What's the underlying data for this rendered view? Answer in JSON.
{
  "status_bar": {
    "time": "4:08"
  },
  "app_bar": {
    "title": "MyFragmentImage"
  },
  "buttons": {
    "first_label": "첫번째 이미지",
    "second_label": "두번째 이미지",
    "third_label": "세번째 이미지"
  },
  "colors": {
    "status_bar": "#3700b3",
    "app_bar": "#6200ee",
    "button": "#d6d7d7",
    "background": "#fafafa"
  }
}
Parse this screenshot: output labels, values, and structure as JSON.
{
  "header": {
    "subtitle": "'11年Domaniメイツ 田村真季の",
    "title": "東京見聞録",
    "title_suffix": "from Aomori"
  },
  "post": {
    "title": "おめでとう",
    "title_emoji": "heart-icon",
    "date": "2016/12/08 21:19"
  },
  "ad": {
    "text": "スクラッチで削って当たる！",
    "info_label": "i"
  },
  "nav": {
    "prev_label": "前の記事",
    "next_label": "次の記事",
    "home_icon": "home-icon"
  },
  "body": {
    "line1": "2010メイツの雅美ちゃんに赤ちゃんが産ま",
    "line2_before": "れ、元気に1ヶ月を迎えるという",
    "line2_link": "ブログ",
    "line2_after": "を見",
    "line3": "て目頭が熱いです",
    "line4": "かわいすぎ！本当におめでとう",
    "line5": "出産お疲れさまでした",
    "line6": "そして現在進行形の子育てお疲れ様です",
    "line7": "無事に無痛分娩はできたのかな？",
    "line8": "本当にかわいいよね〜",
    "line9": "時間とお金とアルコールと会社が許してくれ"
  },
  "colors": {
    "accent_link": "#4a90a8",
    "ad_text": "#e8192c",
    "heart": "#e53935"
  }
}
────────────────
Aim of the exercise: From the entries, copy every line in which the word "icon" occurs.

Task answer:
    "title_emoji": "heart-icon",
    "home_icon": "home-icon"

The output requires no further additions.